Of course being a Games for Windows Live title, Halo 2 now features a full set of Achievements that you can earn, many of them being very simple. You'll get over half the game's Gamer Score simply by playing through the Campaign on Normal. One thing I didn't get to try was the PC version's Multiplayer. While I can pause the Campaign at any point, or Save and Exit at any point, there's no such luck in Multiplayer, so it's harder to accommodate when I'm a guest at someone else's home. Aside from two exclusive maps, however, I'd expect it to be near identical to what was offered via the Xbox version, save that a mouse/keyboard combo is now an option.
So, the final verdict? The PC version of Halo 2 is more or less an enhanced version of the Xbox game with higher resolution graphics, removal of texture pop-in, and Achievements, however some really sloppy aspects of the port stand out like a sore thumb. The texture tearing does detract from the upgraded visuals, and the mouse/keyboard implementation was so horribly done that a Controller is actually preferred! Unheard of on a PC shooter! Granted, these overall improvements do not warrant a re-purchase if you already own the Xbox version of the game; it's still Halo 2 with no new content save for two additional multiplayer maps (though the Xbox version also has two exclusive maps of it's own), and aside from Gamer Score, there's nothing drastically new here for you to see.

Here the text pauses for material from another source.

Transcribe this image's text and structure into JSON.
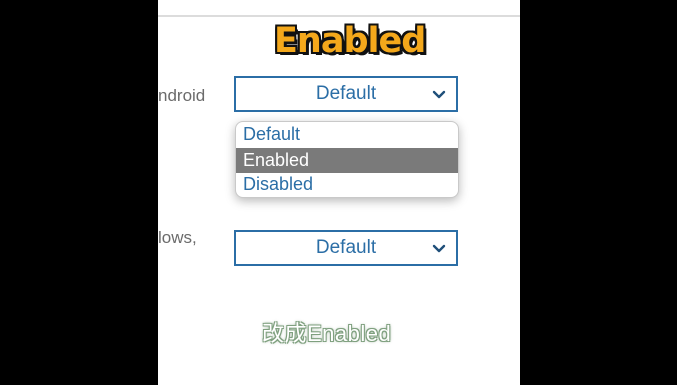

If for whatever reason you do not own a copy of Halo 2 but happen to have a Microsoft Windows Vista PC, this'd be the version I'd recommend, if simply for the proper Games for Windows Live integration. Halo 2 is an exceptional game that no one should miss, regardless of the platform, and at such a low price point, there's no reason why you can't scoop this epic up.